War Eternal - Arch Enemy
by Tara Alexander (@REDTALYN)
When lead singer Angela Gossow made the announcement that after 14 years she would no longer be fronting Arch Enemy and would instead step aside to become the Swedish groups' manager, the metal community was unsure of the fate of the band who had pressed on for over a decade. In a surprising turn of events, the band recruited their third front person, another active female singer, Alissa White – Gluz from the Canadian outfit The Agonist. Originally meant to front both bands, she finally parted ways with The Agonist shortly before recording this album and took on Arch Enemy full time. After listening to the album, I can safely say that White – Gluz is more than capable of picking up where her predecessor left off.
The Agonist have been active since 2004, but they never really sparked, never really took off in the community, mostly playing festivals and trying to build upon their smaller fan base. White – Gluz's potential is now being fully realized as her skills as a singer are being backed by the unrelenting and talented guitar work of brothers Michael and Christopher Amott. The album, like many before it, starts off with an ominous instrumental track, 'Tempore Nihil Sanat (Prelude in F Minor), that creates the feel of being led into a horror movie from which you can never turn back. 'Never Forgive, Never Forget' starts up quickly as the first track ends, with a strong opening and classic Arch Enemy stop-and-change rhythmic tempos.
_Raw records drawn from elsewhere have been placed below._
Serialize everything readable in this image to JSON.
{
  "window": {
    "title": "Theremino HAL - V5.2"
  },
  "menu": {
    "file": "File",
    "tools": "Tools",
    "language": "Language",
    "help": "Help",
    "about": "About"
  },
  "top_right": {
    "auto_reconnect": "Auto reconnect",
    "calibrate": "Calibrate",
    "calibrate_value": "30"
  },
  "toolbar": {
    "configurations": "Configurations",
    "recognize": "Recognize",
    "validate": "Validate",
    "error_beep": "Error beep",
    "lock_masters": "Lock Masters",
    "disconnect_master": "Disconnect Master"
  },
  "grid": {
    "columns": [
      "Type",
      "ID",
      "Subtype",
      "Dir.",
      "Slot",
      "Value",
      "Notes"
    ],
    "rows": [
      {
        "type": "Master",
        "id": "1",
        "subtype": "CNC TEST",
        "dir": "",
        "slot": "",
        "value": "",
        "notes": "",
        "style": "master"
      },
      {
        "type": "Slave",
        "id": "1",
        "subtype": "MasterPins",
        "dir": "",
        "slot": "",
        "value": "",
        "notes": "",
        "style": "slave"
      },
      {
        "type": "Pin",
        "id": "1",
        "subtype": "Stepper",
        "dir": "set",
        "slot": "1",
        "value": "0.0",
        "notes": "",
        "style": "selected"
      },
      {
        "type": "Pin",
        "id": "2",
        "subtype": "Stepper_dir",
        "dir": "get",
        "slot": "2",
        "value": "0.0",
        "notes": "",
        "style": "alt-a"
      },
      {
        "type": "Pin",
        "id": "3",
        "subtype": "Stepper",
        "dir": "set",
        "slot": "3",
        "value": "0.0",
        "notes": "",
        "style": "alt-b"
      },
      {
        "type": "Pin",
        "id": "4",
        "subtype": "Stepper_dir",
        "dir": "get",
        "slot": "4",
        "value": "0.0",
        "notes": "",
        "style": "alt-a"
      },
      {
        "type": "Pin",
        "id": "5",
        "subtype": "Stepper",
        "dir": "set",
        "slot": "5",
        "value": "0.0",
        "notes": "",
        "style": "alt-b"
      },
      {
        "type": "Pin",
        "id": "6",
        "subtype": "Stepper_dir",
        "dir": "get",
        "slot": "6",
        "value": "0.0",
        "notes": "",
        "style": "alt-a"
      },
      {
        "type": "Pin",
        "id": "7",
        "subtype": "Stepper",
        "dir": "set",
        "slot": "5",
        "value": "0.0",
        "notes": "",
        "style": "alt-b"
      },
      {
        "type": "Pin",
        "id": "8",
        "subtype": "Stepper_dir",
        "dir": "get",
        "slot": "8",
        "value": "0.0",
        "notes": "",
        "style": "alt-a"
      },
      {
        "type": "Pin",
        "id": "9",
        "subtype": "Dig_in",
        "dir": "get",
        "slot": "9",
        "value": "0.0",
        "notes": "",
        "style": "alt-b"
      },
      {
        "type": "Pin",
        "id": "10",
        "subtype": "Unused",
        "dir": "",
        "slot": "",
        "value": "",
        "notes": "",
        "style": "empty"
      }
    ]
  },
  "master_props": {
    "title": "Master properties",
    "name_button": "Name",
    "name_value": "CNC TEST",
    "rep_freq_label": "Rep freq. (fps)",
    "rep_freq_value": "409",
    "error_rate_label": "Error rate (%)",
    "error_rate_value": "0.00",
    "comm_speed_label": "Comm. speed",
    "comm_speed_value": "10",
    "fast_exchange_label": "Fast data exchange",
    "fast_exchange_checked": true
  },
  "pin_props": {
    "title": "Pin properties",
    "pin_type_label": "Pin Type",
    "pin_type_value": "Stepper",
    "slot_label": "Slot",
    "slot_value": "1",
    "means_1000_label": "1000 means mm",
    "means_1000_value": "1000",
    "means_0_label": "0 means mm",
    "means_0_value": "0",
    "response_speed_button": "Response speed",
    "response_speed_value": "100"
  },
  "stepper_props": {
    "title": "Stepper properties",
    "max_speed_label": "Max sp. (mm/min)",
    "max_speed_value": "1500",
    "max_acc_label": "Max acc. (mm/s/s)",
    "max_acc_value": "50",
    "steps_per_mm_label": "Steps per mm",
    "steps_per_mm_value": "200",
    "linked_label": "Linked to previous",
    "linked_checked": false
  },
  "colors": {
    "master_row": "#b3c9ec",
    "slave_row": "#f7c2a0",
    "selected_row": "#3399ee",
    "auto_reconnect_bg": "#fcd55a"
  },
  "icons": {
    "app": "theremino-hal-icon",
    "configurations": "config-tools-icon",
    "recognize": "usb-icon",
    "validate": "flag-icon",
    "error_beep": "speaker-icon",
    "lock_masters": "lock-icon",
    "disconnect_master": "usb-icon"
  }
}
Michael Amott has no trouble utilizing his band to showcase his talents as all of the songs have some sort of solo worked into them. The single, 'War Eternal' is up next, a solid single that proved to the world White – Gluz's capabilities as a growler, screamer, and lyricist. 'As the Pages Burn' and 'No More Regrets' are heavy, solo laden tunes that are proof of how much influence Michael Amott has when it comes to the band's sound, as he is the primary songwriter and lead guitarist. White – Gluz was given a lot of the already written tracks to write lyrics for, as she was still touring with the Agonist, but hopefully she will be a little more involved in the overall sound on the next album.
The next track, 'You Will Know My Name,' has a soft opening and reminds the listener that although Arch Enemy are classified as death metal their sound can be quite melodic as well. The instrumental 'Graveyard Dreams' is a slow, building tune that takes you out of the darkness for just a moment before tossing you back in with the next song, 'Stolen Life.' At just under three minutes, this is the shortest and only song the on the album to experiment briefly with digital voice modification. Next up is my favorite track, 'Time is Black,' a sweeping, keyboard driven song that is orchestral and with a solid, headbanging beat and classic Amott brother solos. The catchy 'On and On' has a cool chorus that you can't help but sing along with; a perfect song to perform live. 'Avalanche' is an anthem of sorts with a creepy opening and the album's cleanest lyrical performance by White – Gluz. The next to last track, 'Down to Nothing,' is the least memorable, and the album ends with another instrumental track, 'Not Long for This World,' whose composition is excellent, as it gives the distinct feeling that you have witnessed a hero prevail over his enemies, but at a terrible cost. On the digital and enhanced versions of the album there is a bonus cover track of Mike Oldfield's (composer of Tubular Bells aka The Exorcist theme) 'Shadow on the Wall,' and although it is a little different from the usual guitar work of Arch Enemy, White – Gluz's haunting vocals round out a decent performance and I actually wish I could hear the Amott brothers experiment a little more with their sound as they do with this cover.
In time I am sure that White – Gluz's influence will work it's way into the sound of the band, but this first effort is not a terrible one, although I must say it definitely does not extend past the range of the cultivated Amott guitar work. There are brief instances when you hear the album that you may be inclined to say White – Gluz's voice is too close to Gossow's, bringing to mind a cookie cutter feel that is not wholly justified. I am and have been a big fan of Arch Enemy, and as I follow them through the ups and downs I know that I will be well rewarded for my patience. After all, this is only the first album with White – Gluz, and I am eager to see what they come up with in the future. This album is definitely worth owning, and I believe that as the years pass and White – Gluz's talents grow and evolve we will see some incredible things come from this band.